Today more than 50% of all abortions are done through the chemical abortion pill.

Wyoming passed the nation’s first chemical abortion pill ban. But you won’t believe what happened next.

Judge rules to allow barbaric and dangerous abortion pills 

Earlier this year, Wyoming passed the nation’s first abortion pill ban set to take effect July 1.

But after a judge’s ruling, abortion pills will remain legal in Wyoming for now.

Teton County Judge Melissa Owens ruled that the state’s first-in-the-nation law to ban the pills won’t take effect July 1 as planned while a lawsuit against the statute proceeds.

Judge Owens ruled the attorneys for Wyoming failed to show that allowing the ban to take effect on schedule wouldn’t harm the lawsuit’s plaintiffs before their case is resolved.

Owens sided with the plaintiffs saying they, “have clearly showed probable success on the merits.”

This setback means more children will die and women endangered by the dangerous chemical abortion pill.

The plaintiffs, including two non-profit organizations, an abortion clinic that opened in Casper, and four women, including two abortion providers, have sued to challenge the law. 

They asked Owens to suspend the ban while their lawsuit goes forward.

But that’s not all

The plaintiffs are also suing to stop a near-total ban on abortion enacted in Wyoming in March of this year. 

And Judge Owens suspended that law, too, and then combined the two lawsuits.

Marci Bramlet, an attorney for the ban opponents said because abortion remains legal in Wyoming, banning abortion pills would require women to get more invasive surgical abortions instead.

“It effectively tells people you must have open-heart surgery when a stent would do,” Bramlet said.

Bramlet refused to mention the third option available to all women – not to kill their babies through either procedure.

Interestingly, a state constitutional amendment enacted in 2012 also came into play in court arguments. 

The amendment passed in response to the passage of Obamacare, the Affordable Care Act, says Wyoming residents have the right to make their own health care decisions.

Jy Jerde, an attorney for the state argued that Wyoming’s new abortion laws already allow exceptions to save the life of the mother and for cases of rape or incest that are reported to police. 

But said abortion for other reasons isn’t health care under the amendment.

“It’s not restoring a woman’s body from pain, injury or physical sickness,” Jerde said. “Medical services are involved, but getting an abortion for reasons other than health care, it can’t be a medical decision.”

Owens made the ridiculous argument that since pregnancy involves pain and sickness it is health care.

Jerde countered correctly that women don’t get abortions for that reason.

Wyoming’s new laws were enacted after the U.S. Supreme Court struck down Roe v. Wade last year in the Dobbs decision. 

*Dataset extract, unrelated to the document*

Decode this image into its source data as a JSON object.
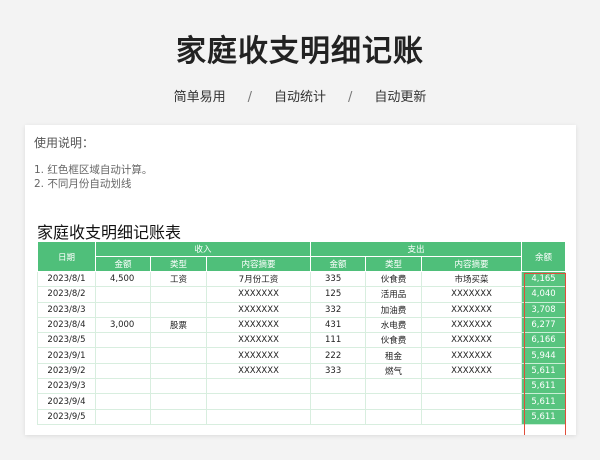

While other states have passed de facto bans on the chemical abortion pills by broadly prohibiting abortion, only Wyoming has specifically banned abortion pills. 

Wyoming officials have promised to vigorously defend the legality of the new laws.

Until Wyoming Governor Mark Gordon signed the chemical abortion ban legislation, no state had passed a law specifically prohibiting abortion pills. 

But Judge Owens seems hell-bent on killing children and has now blocked three abortion bans signed into law by Gordon, the very Republican Governor who appointed her.

Pro-Life Press will keep you up-to-date on any developments to this ongoing story.